Her argument was more specific than just the global financial system.  She was especially concerned about global credit markets, and the risk that unrestrained speculation could create bubbles that, when burst, might cause a major economic crisis.   In short, Strange saw the current crisis in advance, both in terms of massive speculation, but also how global markets allowed states to get out of balance, including high debt levels in the US (perhaps over $50 trillion of debt overall) and unsustainable current accounts deficit (mostly trade).   

I believe Strange’s pessimism about the Westphalian system of sovereign states is accurate.   More precisely, the sovereign state never really took hold in much of the third world.   Lacking true “nations,” throughout Africa ethnic groups have competed for power, with the state an artifical colonial construct.  You go into government because that’s where the bribes are, and the power to enrich yourself or your ethnic group.  Few really focus on the people of the state.  Throughout Africa the state has already failed.  

In places with an already strong sense of identity (including some multi-ethnic states) the state has fared better.  However, rarely has a true democracy took hold, rarely have the people been able to hold those with power accountable.  Asian and Latin American states are a mixed bag, but in general states have seemed to be dysfunctional at truly promoting human and individual rights, or supporting broad development.   Usually they ‘follow the money.’

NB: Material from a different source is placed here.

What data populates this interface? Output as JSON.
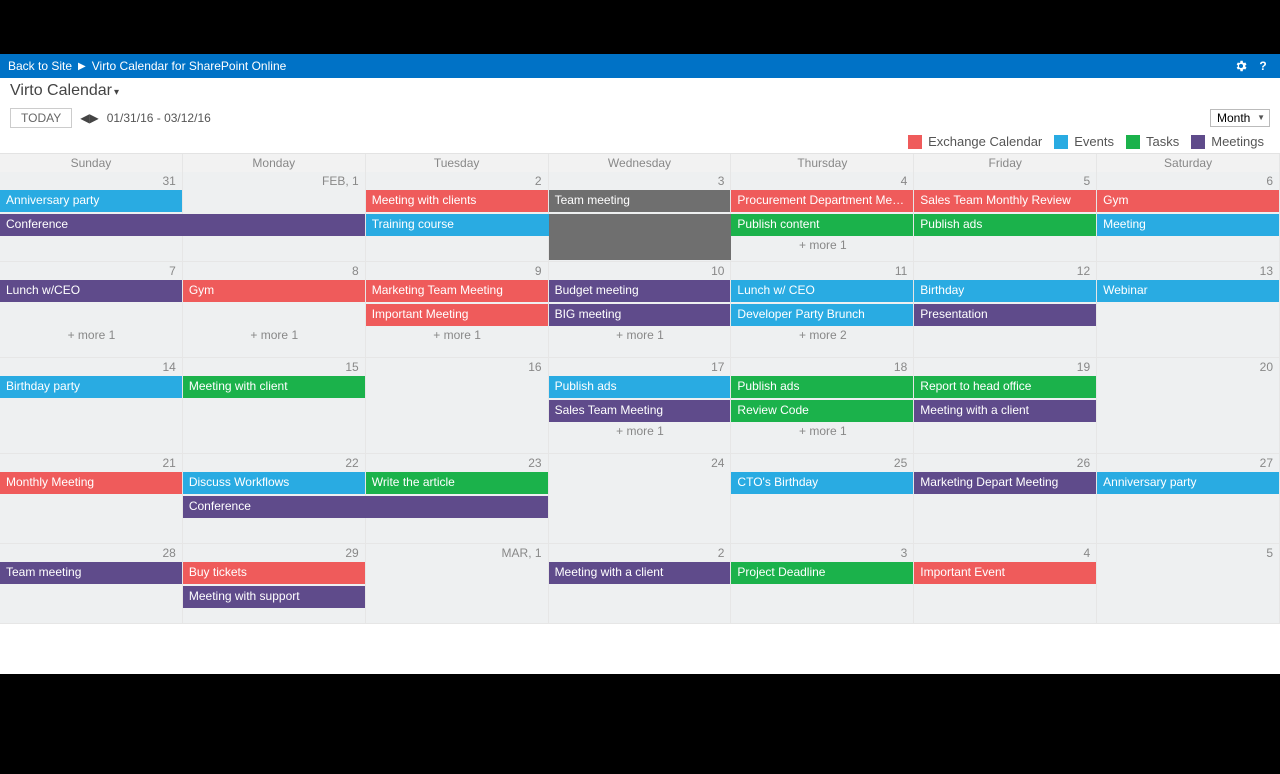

The “sovereign state” was a European creation, but even in Europe states grew to the point that competition and rivalry lead to massive world wars.   States were large enough to centralize the power to engage and rationalize mass violence, including the European conquest of most of the world in the 19th century (which is why the world got ‘sovereign states’ as its new political organization).   As states centralized power in the 20th century, they became capable of massive destruction and violence, murdering tens of millions in Germany and the USSR, making decisions leading to famines such as the one that killed 30 million in China, or rationalizing horrific regimes, such as the genocidal Khmer Rouge in Cambodia. 

After WWII, Europe slowly moved away from the sovereign state as the central actor, towards a confederal arrangement based on free trade, a focus on human rights, and a distrust of the abuse of power.  The EU has certainly been better for the Europeans than their previous state system was, but still suffers one major flaw: it follows the money.  Tyrants no longer control politics, but large corporate actors do.   The hope is that public opinion, democracy, and the new culture of human rights can keep the EU stable — but that’s more a cultural hope, than one based on the institutions.

In the US so much power is centralized that most Americans see the state as unresponsive.  Hence you get the emotion driven blog and talk radio world on the right, and the kind of ‘movement’ mentality behind Obama on the left.  The state itself is weakening due to a weaker sense of social solidarity, and a sensationalized media coverage that seeks scandal over substance.  Behind it all, big money still dominates, a kind of corporate socialism that encompasses both the GOP and the Democrats.

So maybe, the state is failing as a unit of governance.   Maybe it’s becoming obsolete due to globalization.   But governance always exists, so if the state fails, then some different kind of organization will replace it.   It’s not clear what that could be in an era as complex and uncertain as this.   Don’t get me wrong — this isn’t something that will happen overnight, or even over a short decade or two.  But the era of the dominance of the sovereign nation state may be ending, and may in fact already be on its deathbed in the world outside the West.

We’ve come to see sovereign nation states as the natural and obvious way to organize politics, even though they have such a history of war and oppression.   Once something is seen as natural, it’s hard to look at it critically, or question whether or not it is sustainable.   The state might not be.  But what could replace it?  What should?  The ability to successfully deal with that question might determine whether or not the next century can be stable and prosperous.